When you first start testing, it’s easy to generate a lot of great new test ideas. Whether they come from qualitative data, customer insights and feedback, or the experience of a team member. After you’ve run a dozen, a hundred, or even a thousand tests, generating new ideas can become difficult. Organizing an effective brainstorming meeting that draws on the perspectives of a wide range of people and departments is one solution to this problem, but keeping a test queue full of high-quality ideas year after year requires real expertise.
Central to this expert approach is a dedication to understanding the user or customer. “I like to get into the mindset of the user,” says Mike Adams, Director of Optimization Engineering at Brooks Bell, “and navigate the site or purchase funnel from their point of view.” At the same time, he makes sure to approach test ideation from his own position of expertise. “I always look at the site code while using the site,” he adds. “It gives me an idea of the level of effort of testing on a certain page or element and sometimes generates unique ideas not immediately obvious on the page itself.”

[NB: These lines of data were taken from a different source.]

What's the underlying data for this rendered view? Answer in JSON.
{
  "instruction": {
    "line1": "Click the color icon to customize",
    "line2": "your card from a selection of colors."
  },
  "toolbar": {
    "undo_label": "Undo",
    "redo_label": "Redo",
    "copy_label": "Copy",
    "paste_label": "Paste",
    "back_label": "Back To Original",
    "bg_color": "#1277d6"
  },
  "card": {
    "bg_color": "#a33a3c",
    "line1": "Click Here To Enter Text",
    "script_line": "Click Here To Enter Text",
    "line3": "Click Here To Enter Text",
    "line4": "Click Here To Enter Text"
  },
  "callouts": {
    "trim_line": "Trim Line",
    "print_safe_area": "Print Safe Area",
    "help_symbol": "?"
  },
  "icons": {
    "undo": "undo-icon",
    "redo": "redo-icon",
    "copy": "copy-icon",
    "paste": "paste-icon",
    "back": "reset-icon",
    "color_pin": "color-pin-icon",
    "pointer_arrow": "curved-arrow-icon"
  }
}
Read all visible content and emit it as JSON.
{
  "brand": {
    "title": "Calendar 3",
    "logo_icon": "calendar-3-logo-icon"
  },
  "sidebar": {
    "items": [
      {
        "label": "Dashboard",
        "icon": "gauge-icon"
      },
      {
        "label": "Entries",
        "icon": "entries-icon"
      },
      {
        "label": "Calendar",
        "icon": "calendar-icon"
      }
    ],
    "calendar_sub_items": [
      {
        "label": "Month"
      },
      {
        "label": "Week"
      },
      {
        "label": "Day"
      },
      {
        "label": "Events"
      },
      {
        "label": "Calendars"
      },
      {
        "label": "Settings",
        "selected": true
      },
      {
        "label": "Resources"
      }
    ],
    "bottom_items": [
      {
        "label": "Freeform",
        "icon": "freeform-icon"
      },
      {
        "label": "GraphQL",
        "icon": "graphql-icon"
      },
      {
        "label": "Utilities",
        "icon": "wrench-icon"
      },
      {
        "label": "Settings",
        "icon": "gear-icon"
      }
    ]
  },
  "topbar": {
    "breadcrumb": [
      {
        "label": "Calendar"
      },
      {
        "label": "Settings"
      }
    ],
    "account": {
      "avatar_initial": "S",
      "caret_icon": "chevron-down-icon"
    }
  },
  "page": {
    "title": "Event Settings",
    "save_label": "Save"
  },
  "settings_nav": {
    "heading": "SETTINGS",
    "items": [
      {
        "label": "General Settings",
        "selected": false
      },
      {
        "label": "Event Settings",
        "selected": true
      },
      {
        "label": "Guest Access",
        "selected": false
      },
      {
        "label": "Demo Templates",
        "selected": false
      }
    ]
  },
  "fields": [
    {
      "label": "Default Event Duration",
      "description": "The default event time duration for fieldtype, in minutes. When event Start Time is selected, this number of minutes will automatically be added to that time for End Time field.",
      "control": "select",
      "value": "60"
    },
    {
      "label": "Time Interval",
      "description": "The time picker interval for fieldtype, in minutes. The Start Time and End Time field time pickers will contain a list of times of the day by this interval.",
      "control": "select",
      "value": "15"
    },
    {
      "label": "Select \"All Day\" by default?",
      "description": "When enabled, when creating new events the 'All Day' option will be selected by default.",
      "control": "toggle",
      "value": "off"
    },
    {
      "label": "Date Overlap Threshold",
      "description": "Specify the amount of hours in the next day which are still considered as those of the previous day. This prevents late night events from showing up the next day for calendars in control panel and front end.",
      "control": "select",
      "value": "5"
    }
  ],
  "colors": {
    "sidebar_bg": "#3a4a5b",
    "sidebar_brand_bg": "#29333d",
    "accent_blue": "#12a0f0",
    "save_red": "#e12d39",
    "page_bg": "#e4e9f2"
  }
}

The need to understand the website from the perspective of the user was reiterated by Bryan Prehodka, Director of Project Management at Brooks Bell. “I like to think about the entire experience of using the site from that perspective,” he explains. Sometimes, getting new test ideas is simply a matter of reviewing background information but more often, he says, it takes some unique research. Talking with an actual user or customer, he explains, always provides insight that he likely could not think of himself. “It’s all about the psychology,” he adds, “getting to know who these visitors are and what they need from the experience.”
“I do a lot of research to understand the business, the website, and the customer,” says Claire Schmitt, Director of Client Management at Brooks Bell. One recent client, she explains, had a user base of children aged six to 12. “It was very difficult to get into this mindset,” she says, “so I had to talk to a lot of kids to understand what they were interested in and what they looked for on the site.”
Another helpful approach, Claire commented, was drawing on the knowledge of a diverse group of people. At Brooks Bell, she says, “our test ideation strategy includes a cross-functional team, each with a different background and perspective.”
Sometimes, generating a new test idea isn’t exciting or complicated—just the result of a lot of hard work. “I like to do deep audits,” says Suzi Tripp, Director of Client Management at Brooks Bell. “Carefully assessing the whole-site experience reveals where the hang-ups are—and what opportunities for improvement are available.” Executing an audit like this requires a lot of experience, “and of course understanding the state of mind of the user helps too.”
Generating great new test ideas day after day, test after test can be a huge challenge. The solution, however, isn’t complicated. It just requires a dedication to understanding the user, and ability to understand an experience from the perspective of the customer, and enough experience to identify problems and opportunities.
Brooks Bell helps top brands profit from A/B testing, through end-to-end testing, personalization, and optimization services. We work with clients to effectively leverage data, creating a better understanding of customer segments and leading to more relevant digital customer experiences while maximizing ROI for optimization programs. Find out more about our services.